  Image by jiao tang from Pixabay To get away from the depressing subject of global corruption, I went to a fabulous fundraiser yesterday. It was a burlesque workshop with boas and bubbles and a lot of really fun women. There was however a serious side to it. The workshop was hosted by SHE which stands for Support, Hope and Education. This group informs people about Gynaecological Cancer and provides help and support to women with Ovarian Cancer. As it also happens to be Ovarian Cancer week, we’ll talk a bit about it here. Prevalence Ovarian Cancer is the seventh and eighth most common cancer in women (it varies by location) and is among the most under -diagnosed and deadly. Unlike Breast Cancer and Cervical Cancer, there is as yet no screening test in the early stages of the disease and in the later stages the prognosis is not very good.   At present more developed countries have the highest rates . The USA for example has around 21,000 diagnosed cases and 14,000 deaths a ye

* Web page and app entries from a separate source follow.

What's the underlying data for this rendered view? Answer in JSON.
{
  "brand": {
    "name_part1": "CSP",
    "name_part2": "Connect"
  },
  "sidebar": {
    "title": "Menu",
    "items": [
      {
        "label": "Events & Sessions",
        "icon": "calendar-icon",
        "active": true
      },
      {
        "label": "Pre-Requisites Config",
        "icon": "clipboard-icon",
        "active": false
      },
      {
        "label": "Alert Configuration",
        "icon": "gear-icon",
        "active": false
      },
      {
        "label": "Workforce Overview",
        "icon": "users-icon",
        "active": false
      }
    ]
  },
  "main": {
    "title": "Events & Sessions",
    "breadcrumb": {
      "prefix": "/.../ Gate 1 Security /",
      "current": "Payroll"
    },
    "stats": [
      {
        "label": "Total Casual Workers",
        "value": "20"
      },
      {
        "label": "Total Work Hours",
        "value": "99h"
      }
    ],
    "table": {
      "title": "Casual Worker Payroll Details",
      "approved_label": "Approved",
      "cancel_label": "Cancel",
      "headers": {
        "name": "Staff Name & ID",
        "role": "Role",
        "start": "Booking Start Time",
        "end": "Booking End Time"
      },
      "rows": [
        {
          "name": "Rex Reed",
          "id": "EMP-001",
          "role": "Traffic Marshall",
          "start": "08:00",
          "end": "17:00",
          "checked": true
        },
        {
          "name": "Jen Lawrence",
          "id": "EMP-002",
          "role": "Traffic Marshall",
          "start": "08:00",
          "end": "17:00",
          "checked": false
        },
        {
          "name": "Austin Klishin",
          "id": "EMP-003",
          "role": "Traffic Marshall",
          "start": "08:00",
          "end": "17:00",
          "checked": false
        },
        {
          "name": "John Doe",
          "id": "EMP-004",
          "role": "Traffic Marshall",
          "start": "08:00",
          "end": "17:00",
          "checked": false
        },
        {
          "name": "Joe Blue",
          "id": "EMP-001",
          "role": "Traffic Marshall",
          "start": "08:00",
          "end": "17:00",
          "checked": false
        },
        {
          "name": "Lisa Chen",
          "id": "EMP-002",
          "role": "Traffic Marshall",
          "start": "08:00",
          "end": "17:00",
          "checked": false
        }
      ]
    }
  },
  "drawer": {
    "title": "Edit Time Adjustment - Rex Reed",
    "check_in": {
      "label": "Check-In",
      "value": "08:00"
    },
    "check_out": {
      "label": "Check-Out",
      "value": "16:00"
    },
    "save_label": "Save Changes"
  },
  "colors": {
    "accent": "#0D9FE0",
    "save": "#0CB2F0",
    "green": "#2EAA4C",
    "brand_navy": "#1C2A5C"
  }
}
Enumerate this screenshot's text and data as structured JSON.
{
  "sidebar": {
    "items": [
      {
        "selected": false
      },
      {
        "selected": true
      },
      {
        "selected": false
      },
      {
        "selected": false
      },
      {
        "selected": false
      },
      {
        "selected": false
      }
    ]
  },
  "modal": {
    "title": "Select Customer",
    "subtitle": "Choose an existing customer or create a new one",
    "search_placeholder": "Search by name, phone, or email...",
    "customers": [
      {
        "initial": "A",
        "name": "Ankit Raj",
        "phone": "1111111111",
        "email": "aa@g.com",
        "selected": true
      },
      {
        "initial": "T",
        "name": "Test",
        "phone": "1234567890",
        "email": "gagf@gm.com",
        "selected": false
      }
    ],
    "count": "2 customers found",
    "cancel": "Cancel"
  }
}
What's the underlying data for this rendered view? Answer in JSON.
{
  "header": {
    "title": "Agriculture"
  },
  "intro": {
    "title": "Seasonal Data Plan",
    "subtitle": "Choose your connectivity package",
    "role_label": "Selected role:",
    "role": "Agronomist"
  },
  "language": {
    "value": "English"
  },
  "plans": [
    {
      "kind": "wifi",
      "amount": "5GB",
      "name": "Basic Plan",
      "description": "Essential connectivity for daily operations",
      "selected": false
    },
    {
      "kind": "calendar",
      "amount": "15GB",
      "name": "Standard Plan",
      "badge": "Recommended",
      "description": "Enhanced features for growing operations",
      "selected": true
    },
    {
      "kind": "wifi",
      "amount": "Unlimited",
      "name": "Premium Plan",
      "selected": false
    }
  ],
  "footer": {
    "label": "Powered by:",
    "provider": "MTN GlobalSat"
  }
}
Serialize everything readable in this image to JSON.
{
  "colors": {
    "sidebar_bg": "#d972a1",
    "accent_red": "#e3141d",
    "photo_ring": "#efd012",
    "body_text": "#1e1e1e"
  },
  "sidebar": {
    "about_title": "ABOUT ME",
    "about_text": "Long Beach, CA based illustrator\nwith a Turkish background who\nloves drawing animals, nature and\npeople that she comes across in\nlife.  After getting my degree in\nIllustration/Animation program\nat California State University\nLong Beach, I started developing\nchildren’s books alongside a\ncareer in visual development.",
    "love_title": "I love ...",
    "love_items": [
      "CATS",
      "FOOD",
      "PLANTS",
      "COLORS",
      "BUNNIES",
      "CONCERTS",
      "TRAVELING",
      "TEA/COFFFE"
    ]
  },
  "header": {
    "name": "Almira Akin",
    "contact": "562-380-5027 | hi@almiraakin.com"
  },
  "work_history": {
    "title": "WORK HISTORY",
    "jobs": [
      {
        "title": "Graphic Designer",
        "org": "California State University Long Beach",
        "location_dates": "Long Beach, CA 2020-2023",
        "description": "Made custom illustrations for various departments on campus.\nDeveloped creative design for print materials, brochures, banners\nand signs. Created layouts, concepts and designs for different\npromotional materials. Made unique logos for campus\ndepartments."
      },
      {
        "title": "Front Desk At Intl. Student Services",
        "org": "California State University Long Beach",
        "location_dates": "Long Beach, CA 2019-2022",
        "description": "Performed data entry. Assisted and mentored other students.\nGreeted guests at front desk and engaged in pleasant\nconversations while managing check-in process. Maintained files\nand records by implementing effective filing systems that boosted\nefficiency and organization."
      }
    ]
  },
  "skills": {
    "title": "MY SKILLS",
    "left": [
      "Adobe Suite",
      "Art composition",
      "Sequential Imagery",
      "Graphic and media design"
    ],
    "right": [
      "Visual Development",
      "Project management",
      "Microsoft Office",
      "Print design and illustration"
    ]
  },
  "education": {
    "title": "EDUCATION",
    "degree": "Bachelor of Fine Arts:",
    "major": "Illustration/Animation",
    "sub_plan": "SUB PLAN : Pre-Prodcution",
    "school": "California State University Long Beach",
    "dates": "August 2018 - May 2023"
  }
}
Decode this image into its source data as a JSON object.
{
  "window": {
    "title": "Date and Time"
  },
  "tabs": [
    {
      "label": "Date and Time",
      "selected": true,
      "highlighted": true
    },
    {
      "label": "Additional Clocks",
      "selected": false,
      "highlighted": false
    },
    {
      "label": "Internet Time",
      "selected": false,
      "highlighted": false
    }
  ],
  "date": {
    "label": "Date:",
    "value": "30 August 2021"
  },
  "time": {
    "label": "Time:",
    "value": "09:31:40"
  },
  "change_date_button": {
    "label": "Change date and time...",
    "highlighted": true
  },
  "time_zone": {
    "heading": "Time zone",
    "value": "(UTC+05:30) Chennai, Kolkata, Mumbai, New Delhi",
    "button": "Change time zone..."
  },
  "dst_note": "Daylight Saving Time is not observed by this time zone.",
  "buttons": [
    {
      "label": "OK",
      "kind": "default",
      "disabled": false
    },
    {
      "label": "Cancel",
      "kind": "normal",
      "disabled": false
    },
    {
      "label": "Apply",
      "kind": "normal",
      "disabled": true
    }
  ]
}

Corruption – That other pandemic

  While countries have been preoccupied with Covid 19, another pandemic has been silently stalking the land. Although corruption has always been a problem to varying degrees, the UN believes that the pandemic has allowed far more corruption than usual – in part because of the large flows of money involved and because the need for emergency measures has allowed nefarious activities to flourish with minimal oversight and accountability as to how these funds are disbursed. What do we mean by corruption? The UN defines corruption as “the abuse of power or entrusted power for financial gain.” Corruption takes many forms. It’s easy to point to the legendary dictator and Ruler for Life who sold his African nation’s resources to buy himself a mansion in Malibu, or the passport control officer at a popular tourist destination who demands a few dollars extra for letting you pass through unhindered.“Do you have a little money for tea?” is apparently the prelude to a bribe demand in man

4 . The Future of Science

                                                                                                         -Image by Gerd Altmann from Pixabay Australia's new Chief Scientist speaks on techno-optimism, renewable energy and encouraging STEM Tim Dean, The Conversation Dr Alan Finkel took over as Australia’s new Chief Scientist on January 25 this year. He is a respected neuroscientist, engineer, entrepreneur and philanthropist, and was the Chancellor of Monash University from 2008 to 2015 and President of the Australian Academy of Technological Science and Engineering (ATSE). He also established Axon Instruments, a supplier of electronic and robotic instruments and software for use in cellular neuroscience, genomics and drug discovery. The Conversation asked Dr Finkel about his views on topics ranging from “techno-optimism” to renewable energy to encouraging young people to pursue careers in science, technology, engineering and mathematics (STEM). Q1. You have a backgr